I am, most sincerely, yours,
 
[December 1779] [Olney] John Newton
   
*    The Evangelical Register, 1839; page 107, No. 25
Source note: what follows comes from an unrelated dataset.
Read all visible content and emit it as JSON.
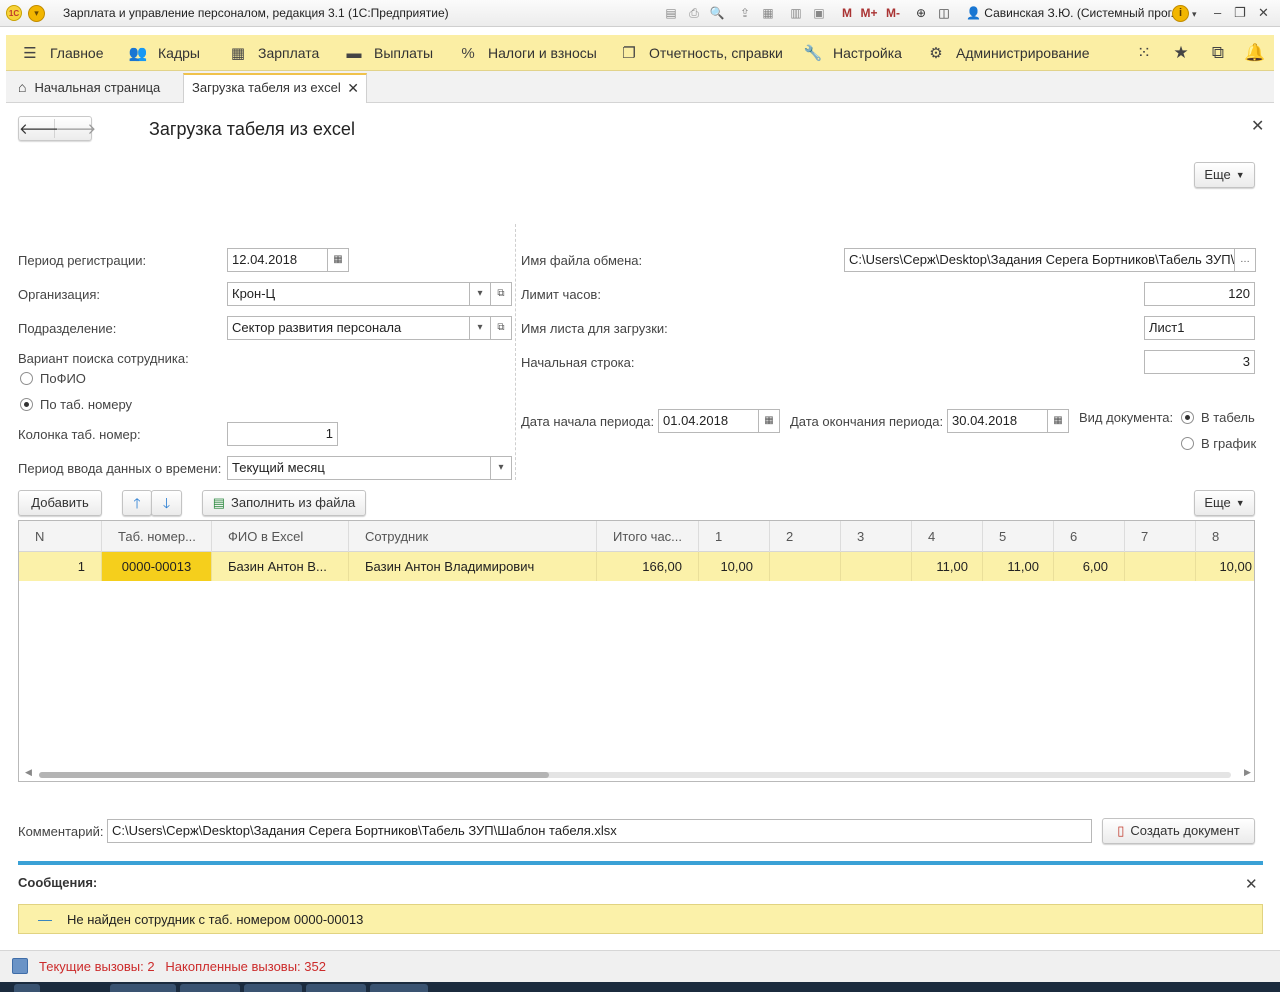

Endnotes:
 
[1] The Subject and Temper of the Gospel Ministry – a sermon preached in the parish church of St Mary Woolnoth, on Sunday December 19, 1779, the day of his first public service in that church – Speaking the truth in love, Ephesians 4:15. First published 1780, subsequently in various editions of Works since 1808.
[2] 1779: Joseph Dixie Churchill, Pembroke College, Oxford; 1780: William Gilly, Caius College, Cambridge
[3] Churchwardens for 1779: John Moffatt, Richard Sillitoe; for 1780: Richard Sillitoe, Joseph Monk
[4] St Mary Woolchurch Haw was destroyed in the Great Fire of London, 1666. Mansion House, the official residence of the Lord Mayor of London, was built on the same site between 1739 and 1752, and completed in 1758. The former parish was joined to that of St Mary Woolnoth.
[5] Nicholas Hawksmoor, to whom the building of St Mary Woolnoth is attributed, worked alongside Christopher Wren and John Vanbrugh.
[6] Thomas Scott (1747-1821), curate of Ravenstone and Weston Underwood, converted under Newton’s patient ministry of correspondence, prayer and fellowship. See his autobiographical Force of Truth, 1779. Newton was (disastrously) replaced as curate at Olney in 1780 by Benjamin Page. Scott was eventually appointed curate of Olney in 1781. He then moved to London as chaplain of the Lock Hospital in 1785 and subsequently to Aston Sandford in 1801. He became the finest Bible Commentator of his day, attended regularly by William Wilberforce, who said of him: “"It was in the winter of 1785-6 that the late Mr Newton informed me that the Rev Mr Scott, a clergyman of a very superior understanding and of eminent piety, more peculiarly remarkable for his thorough acquaintance with the Holy Scriptures, was about to settle in London, having been appointed to the Lock Hospital. That was a period of my life when it was peculiarly important to me habitually to attend the ministrations of a sound and faithful pastor, and I willingly assented to Mr Newton's earnest recommendations of Mr Scott.  I soon found that he fully equalled the strongest expectations that I had formed of him; and from that time for many years I attended him regularly, for the most part accompanied by my dear friends (the Hon Edward James Elliot and Mr Henry Thornton).  We used to hear him at the Lock in the morning; Mr Thornton and I often gladly following him for the afternoon service into the city, where he had the lectureship of Bread Street Church.”
[7] Moses Browne (1794-1787), vicar of Olney from 1753 until his death in 1787. His removal to be chaplain of Morden College, Blackheath, in 1763 had opened the way for the appointment of Newton as curate at Olney, though it seems Browne had been expected to renounce Olney then. Newton to his wife during the process of being appointed: “Browne ... Poor man he is worthy of much compassion.  I was not willing to add to his difficulties by leaving him to think that I would use any influence with his friends to increase his difficulties.  Let him keep the title; the name of vicar is a feather in the cap which I can easily spare, and if he desires to have a reserve of £18 or £20 p. ann. from the livery, his embarrassments are so great that I know not how to object.” 26 April 1764
[8] John Berridge (1716-1793), vicar of Everton from 1755. Newton often saw him while at Olney and visited him in July 1791 when he was clearly fading: “Found Mr Berridge very weak. He and Mr Venn may teach me what to expect. No matter. I am in thy hands. I have had a favoured lot. A large share of all that is valuable in temporal wealth. My Lord teach me to resign and forgo with a good grace!”

 

Marylynn Rouse, 22/06/2015


Article printed from johnnewton.org at 12:29 on 24 June 2019